Grand Prix of Europe Race, Sunday June 2001, 24th Juan Pablo Montoya second again Ferrari driver Michael Schumacher extended his world championship advantage by taking his fifth Formula 1 victory of the season in the Grand Prix of Europe, the...
Grand Prix of Europe
Race, Sunday June 2001, 24th
Juan Pablo Montoya second again
Ferrari driver Michael Schumacher extended his world championship advantage by taking his fifth Formula 1 victory of the season in the Grand Prix of Europe, the ninth race of the year. Schumacher fought off a fierce challenge from younger brother Ralf in the early stages of the race.
The Michelin-shod BMW WilliamsF1 Team driver was denied the chance of a third win of the season, however, because he rejoined the track too hastily after making the first of two scheduled fuel stops. Drivers are obliged to stick to the right of a white line that marks the pit lane exit - but Ralf crossed it fractionally too soon and was handed a 10-second stop-go penalty that ultimately dropped him to fourth place.
With one Williams-BMW penalised, it was left to Juan Pablo Montoya to carry the battle to Ferrari. The Colombian finished second just 4.2s behind Schumacher to equal the best result of his fledgling F1 career. "The car was brilliant today," he said. "In the early stages of the race I let Michael and Ralf get on with their fight while I concentrated on building up to speed." Montoya set fastest lap of the race in 1m 18.354s - 0.258s quicker than the winner's best.
David Coulthard (McLaren-Mercedes) finished third and remains Schumacher Snr's closest title challenger, although his deficit has grown to 24 points with eight of the 17 races remaining. Rubens Barrichello (Ferrari) finished fifth, despite running off the track in the closing stages, and Mika Hakkinen (McLaren) claimed the final point. Eddie Irvine (Jaguar Racing - Michelin) chased hard after Hakkinen and set some impressive lap times. In the closing stage the Ulsterman was running as quickly as the race leaders, but he failed by just 1.3 seconds to catch the Finn.
Irvine's team-mate Pedro de la Rosa was eighth and all but two of the Michelin-shod cars crossed the finishing line. Giancarlo Fisichella (Mild Seven Benetton Renault Sport) was 11th, Luciano Burti (Prost-Acer) survived an early trip across the chicane grass to take 12th, Jenson Button (Mild Seven Benetton Renault Sport) 13th and Fernando Alonso (European Minardi) 14th.

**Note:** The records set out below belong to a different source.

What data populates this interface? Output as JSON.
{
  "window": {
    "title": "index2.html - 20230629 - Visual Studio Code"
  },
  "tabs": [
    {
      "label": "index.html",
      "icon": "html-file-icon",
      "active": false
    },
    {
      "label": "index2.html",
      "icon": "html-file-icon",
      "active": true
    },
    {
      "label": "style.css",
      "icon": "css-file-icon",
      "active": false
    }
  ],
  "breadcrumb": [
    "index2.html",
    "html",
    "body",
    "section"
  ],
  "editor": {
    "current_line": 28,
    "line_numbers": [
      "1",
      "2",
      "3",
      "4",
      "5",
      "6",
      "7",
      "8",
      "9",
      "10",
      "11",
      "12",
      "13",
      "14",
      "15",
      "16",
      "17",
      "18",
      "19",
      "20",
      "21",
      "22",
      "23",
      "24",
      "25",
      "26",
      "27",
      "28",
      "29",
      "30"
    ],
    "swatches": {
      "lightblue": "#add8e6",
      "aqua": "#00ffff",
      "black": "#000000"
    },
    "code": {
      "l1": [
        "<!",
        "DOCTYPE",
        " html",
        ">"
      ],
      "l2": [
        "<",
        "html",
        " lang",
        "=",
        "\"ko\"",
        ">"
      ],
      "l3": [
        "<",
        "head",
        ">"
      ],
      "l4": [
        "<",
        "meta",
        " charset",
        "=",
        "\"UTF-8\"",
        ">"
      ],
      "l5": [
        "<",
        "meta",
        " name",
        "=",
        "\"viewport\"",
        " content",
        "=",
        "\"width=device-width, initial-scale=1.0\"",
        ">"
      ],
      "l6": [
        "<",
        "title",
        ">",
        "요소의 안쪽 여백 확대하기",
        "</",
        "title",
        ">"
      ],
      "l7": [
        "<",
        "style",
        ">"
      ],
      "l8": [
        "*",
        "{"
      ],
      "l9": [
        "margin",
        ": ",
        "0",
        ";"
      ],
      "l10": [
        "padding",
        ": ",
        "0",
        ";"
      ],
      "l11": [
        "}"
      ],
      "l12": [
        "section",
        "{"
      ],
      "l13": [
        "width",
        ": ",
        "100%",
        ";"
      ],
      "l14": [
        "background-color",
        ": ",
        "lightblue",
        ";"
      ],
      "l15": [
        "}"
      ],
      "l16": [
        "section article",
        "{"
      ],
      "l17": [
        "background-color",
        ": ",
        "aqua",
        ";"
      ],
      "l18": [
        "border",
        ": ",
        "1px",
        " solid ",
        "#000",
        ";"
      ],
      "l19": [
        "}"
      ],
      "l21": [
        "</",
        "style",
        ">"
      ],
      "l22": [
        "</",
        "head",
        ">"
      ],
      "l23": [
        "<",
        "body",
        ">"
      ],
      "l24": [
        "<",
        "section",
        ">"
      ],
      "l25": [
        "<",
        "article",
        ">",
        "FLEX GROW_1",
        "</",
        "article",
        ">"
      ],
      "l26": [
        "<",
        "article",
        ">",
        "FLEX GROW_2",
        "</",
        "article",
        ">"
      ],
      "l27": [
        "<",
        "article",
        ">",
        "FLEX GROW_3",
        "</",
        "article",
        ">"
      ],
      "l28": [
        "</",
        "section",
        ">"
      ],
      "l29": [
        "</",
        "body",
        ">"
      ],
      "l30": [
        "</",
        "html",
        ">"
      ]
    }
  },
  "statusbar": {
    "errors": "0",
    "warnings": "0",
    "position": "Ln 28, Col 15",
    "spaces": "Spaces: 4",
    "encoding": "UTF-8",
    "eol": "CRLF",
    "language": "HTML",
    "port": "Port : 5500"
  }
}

Jean Alesi (Prost-Acer) failed to finish for the first time this year, although he was classified 15th. The Frenchman spun off three laps from the end while trying to pass Sauber driver Kimi Raikkonen for 10th place. Tarso Marques (European Minardi) was the only Michelin driver to retire early on. After running through the gravel at the first turn, the Brazilian pulled off on the eighth lap with a technical problem.
MICHELIN'S RACE :
Pierre Dupasquier (Motorsport Director) :
Are you disappointed that this was a case of what might have been?
"No, that's part of the beauty of motorsport. All kinds of things can happen during the course of a grand prix: mechanical failures, penalties for crossing the pit lane exit a few centimetres too soon... We take great satisfaction from Juan Pablo Montoya's second place today - and from the fact that Ralf Schumacher was clearly quicker than his brother. He gave Michael a really hard time for 15 laps, but unfortunately without being able to pass. The outcome of the race could have been very different. We were also very encouraged because Juan Pablo set the fastest lap of the race. We must also make mention of Eddie Irvine, who drove superbly and made the best possible use of his one-stop strategy. Finally, the battle between Jean Alesi and Kimi Raikkonen was very entertaining and I believe this weekend has been just as rewarding as Montreal."
Did the fact that the Williams drivers were able to up their pace after 10
laps of a stint have anything to do with their tyres' condition?
"No. It was simply a case of their cars getting lighter as the fuel load went down."
We have just passed the season's halfway point. What's your summary so far?
"Before the opening race, we never dared imagine that we would score two wins in the first nine grands prix. As a result, everything looks very positive for the future. I think we will prove as much next year, when we return to circuits knowing them much better than we did this season."
The Magny-Cours race is just one week away. Is it a special event for you?
"Yes, because we will be in France and we know the track better than any we have raced at so far this season. Even so, we will maintain the same approach as usual. The lap times we set at Magny-Cours during the most recent tests, at the end of May, were very competitive, but as is customary we have plenty of work to do and we must wait to see what will happen next weekend."